John Origlasso’s other great tale about being beaten in a Burwood time trial by reserves coach Des Meagher, with it later emerging that Meagher had suffered a small stroke;

Being delisted by Chairman of Selectors Brian Colman and telling him he would ‘regret the decision for the rest of his life’;

Allan Joyce telling me not to call him ‘Joycey’ and not to wear a hat in thirty seven degree heat, ‘because only James Morrissey gets to wear a hat – he’s got a skin condition’;

General thoughts on how my real life football career has informed my fiction. In particular, the sensation of my foot plunging into trainer Bob Yeomans beer gut is one that has stayed with me, and was resurrected in Players. Also, my first under 10s coach at Balwyn was Mick Leahy, the local dog catcher, and we all used to bark in the back of his dog catching truck on the way to away games. That memory is given to the central character, Billy Nock, in ‘Players’.

‘Making News’, which involves a Premier League footballer and ex-Socceroo, Charlie Dekker, has less autobiographical titbits, just because I never played EPL football on ?75,000 a week. As I mentioned at the lunch, it’s a story of a sex scandal, a Me-some no less (definitely not autobiographical!) and the impact a world wide scandal has on the Dekker family.

Lucas Dekker is at school, and the idea for the book actually came when I saw Shane Warne in playboy underpants, with an inflatable dirigible flapping around out front. I wondered, ‘how would his kids go at school the next day’. And so much of the book is about interpersonal relationships in a strange, celebrity family.

Other things that are drawn from reality:

  • I really played Lucas’s shoe kicking game, You Play, You Pay at school. The kicker whose shoe goes the least distance can be hoofed between the knees and neck with the non-shoed foot of all other players.
  • A friend called Terry Walker really did run a book on what hymn would be sung at Monday assembly – ‘Hymnlotto’.
  • Dad once claimed that he wanted to play in a premiership winning team while Henry Bolte was Premier because he wanted to not shake Bolte’s hand. ‘I don’t shake hands with anyone who kills a man in my name’ was his rehearsed line, in relation to the Ronald Ryan hanging. Dad never had the chance, but Charlie makes an identical stand over the Iraq War, not shaking hands with Tony Blair. He later undoes some of this good work by recreating the moment for a razor commercial (he takes a razor from Blair).
  • I was once speaking to an openly gay man in a dark bar for half an hour, and it was only after the armrest of the couch on which I was leaning moved that I realised I’d had my hand gripping his thigh. This moment is also recreated for the novel.

Making News has been positively reviewed for the Age and the Sydney Morning Herald

If you’d like to purchase a copy, it’s available here

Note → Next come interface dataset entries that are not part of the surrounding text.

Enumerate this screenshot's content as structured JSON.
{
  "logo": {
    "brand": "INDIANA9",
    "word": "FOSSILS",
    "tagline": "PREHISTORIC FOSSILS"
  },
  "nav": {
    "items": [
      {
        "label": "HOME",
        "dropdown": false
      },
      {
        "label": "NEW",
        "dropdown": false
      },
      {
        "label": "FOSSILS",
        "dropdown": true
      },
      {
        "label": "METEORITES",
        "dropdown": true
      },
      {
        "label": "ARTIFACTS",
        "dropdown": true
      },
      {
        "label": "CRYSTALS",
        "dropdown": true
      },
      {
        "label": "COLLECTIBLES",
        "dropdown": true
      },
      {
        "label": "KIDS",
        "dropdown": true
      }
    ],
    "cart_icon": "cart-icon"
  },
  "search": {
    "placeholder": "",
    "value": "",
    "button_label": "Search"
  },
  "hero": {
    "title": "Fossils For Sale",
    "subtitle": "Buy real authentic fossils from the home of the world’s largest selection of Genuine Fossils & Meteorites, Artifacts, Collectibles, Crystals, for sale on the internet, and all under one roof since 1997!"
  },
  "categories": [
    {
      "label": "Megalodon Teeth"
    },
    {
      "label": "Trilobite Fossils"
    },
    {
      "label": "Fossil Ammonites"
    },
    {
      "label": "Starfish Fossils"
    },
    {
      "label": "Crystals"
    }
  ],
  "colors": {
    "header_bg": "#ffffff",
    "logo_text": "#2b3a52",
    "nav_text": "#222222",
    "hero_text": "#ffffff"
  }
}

To read my favourite sport related chapter of Making News, this is the one where Charlie’s agent, Phil Bennett, is trying to encourage his client to participate in a sports variety television project with former Spurs and England legend, Paul Gascoigne. And yes, Gazza really did once put cat shit in a pie, and feed it to his mates.

Last, but not least, the lunch was notable for the fact that I got to sit next to Tim Adam’s brother, Rod. Rod gave us an update on Tim – Tim was moving from hospital to a rehab facility that day – and with the sort of eccentric humour that reminded me of his brother, Rod told me that he has not eaten a lamb shank since devouring the perfect one at the Langstrath Inn, Stonethwaite, United Kingdom. He then, unprompted, wrote that on a card for me, as if to say, ‘do yourself a favour, get over to Stonethwaite and have a lamb shank’.

I love these lunches.

About Tony Wilson

Tony Wilson wore number 47 for Hawthorn. So did Dermott Brereton.

Leave a Comment